Dataset records below:
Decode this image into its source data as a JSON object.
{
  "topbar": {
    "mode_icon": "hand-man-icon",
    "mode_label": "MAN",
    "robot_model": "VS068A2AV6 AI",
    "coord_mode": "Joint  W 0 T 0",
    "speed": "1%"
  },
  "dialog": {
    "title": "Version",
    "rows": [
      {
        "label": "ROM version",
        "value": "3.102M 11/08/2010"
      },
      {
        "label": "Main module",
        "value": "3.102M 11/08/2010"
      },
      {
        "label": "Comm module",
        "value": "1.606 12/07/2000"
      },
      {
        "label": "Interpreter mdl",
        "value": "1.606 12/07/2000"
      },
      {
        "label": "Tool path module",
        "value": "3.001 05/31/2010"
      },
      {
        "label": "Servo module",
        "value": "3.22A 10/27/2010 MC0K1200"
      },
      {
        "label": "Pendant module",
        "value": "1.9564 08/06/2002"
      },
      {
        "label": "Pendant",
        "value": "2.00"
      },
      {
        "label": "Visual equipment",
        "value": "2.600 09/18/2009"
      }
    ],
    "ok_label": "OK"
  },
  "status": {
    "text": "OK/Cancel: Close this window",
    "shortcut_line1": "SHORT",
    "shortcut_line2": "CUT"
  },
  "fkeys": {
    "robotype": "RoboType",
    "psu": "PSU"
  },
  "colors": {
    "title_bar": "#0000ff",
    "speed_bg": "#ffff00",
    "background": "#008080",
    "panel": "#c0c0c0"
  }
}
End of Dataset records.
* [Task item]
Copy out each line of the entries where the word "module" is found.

* [Result for this task]
        "label": "Main module",
        "label": "Comm module",
        "label": "Tool path module",
        "label": "Servo module",
        "label": "Pendant module",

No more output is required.